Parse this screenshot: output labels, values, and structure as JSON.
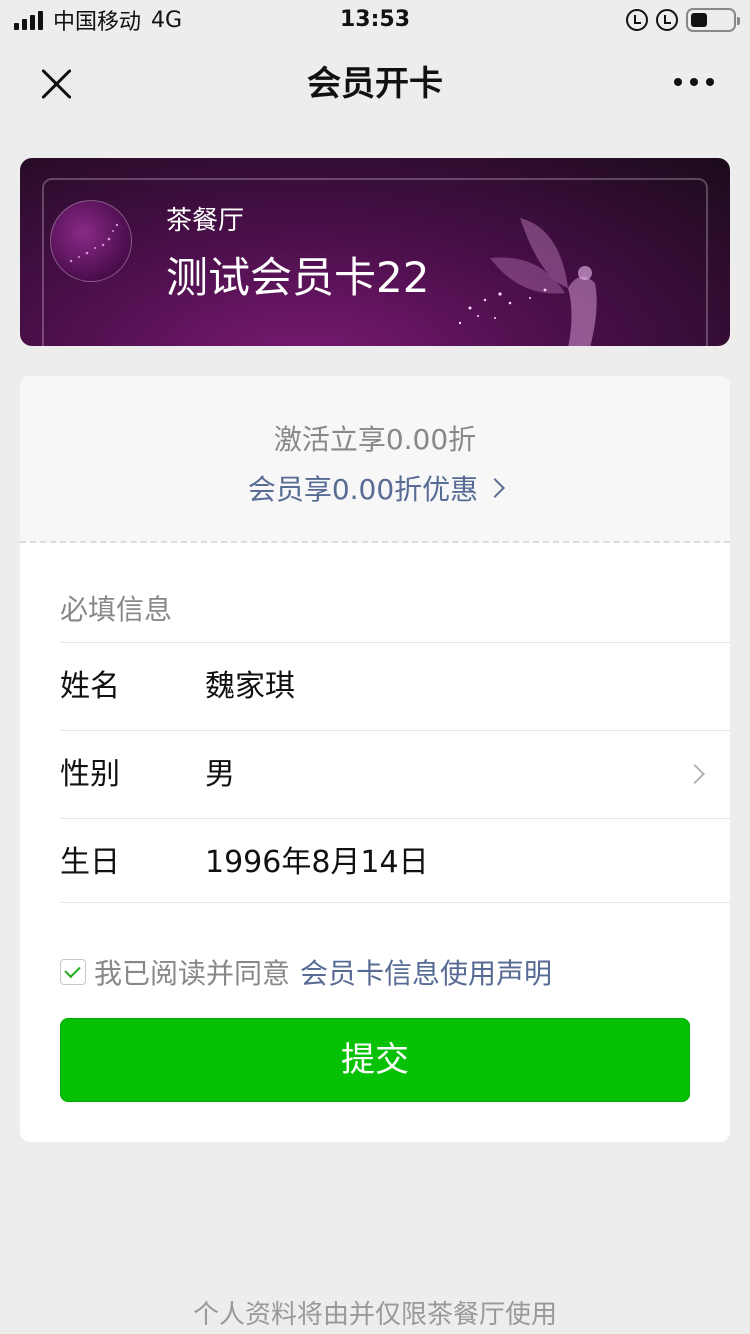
{
  "status_bar": {
    "carrier": "中国移动",
    "network": "4G",
    "time": "13:53"
  },
  "nav": {
    "title": "会员开卡",
    "close_icon": "close-icon",
    "more_icon": "more-icon"
  },
  "card": {
    "shop_name": "茶餐厅",
    "card_name": "测试会员卡22",
    "theme_color": "#5a145a"
  },
  "promo": {
    "activate_text": "激活立享0.00折",
    "discount_link": "会员享0.00折优惠"
  },
  "form": {
    "section_title": "必填信息",
    "fields": [
      {
        "label": "姓名",
        "value": "魏家琪"
      },
      {
        "label": "性别",
        "value": "男"
      },
      {
        "label": "生日",
        "value": "1996年8月14日"
      }
    ]
  },
  "agreement": {
    "checked": true,
    "text": "我已阅读并同意",
    "link": "会员卡信息使用声明"
  },
  "submit_label": "提交",
  "footer_text": "个人资料将由并仅限茶餐厅使用",
  "colors": {
    "accent_green": "#07c107",
    "link_blue": "#576b95"
  }
}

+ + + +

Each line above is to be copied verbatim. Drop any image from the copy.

• _RESULT OF THIS EXERCISE_
Parse this screenshot: output labels, values, and structure as JSON.
{
  "status_bar": {
    "carrier": "中国移动",
    "network": "4G",
    "time": "13:53"
  },
  "nav": {
    "title": "会员开卡",
    "close_icon": "close-icon",
    "more_icon": "more-icon"
  },
  "card": {
    "shop_name": "茶餐厅",
    "card_name": "测试会员卡22",
    "theme_color": "#5a145a"
  },
  "promo": {
    "activate_text": "激活立享0.00折",
    "discount_link": "会员享0.00折优惠"
  },
  "form": {
    "section_title": "必填信息",
    "fields": [
      {
        "label": "姓名",
        "value": "魏家琪"
      },
      {
        "label": "性别",
        "value": "男"
      },
      {
        "label": "生日",
        "value": "1996年8月14日"
      }
    ]
  },
  "agreement": {
    "checked": true,
    "text": "我已阅读并同意",
    "link": "会员卡信息使用声明"
  },
  "submit_label": "提交",
  "footer_text": "个人资料将由并仅限茶餐厅使用",
  "colors": {
    "accent_green": "#07c107",
    "link_blue": "#576b95"
  }
}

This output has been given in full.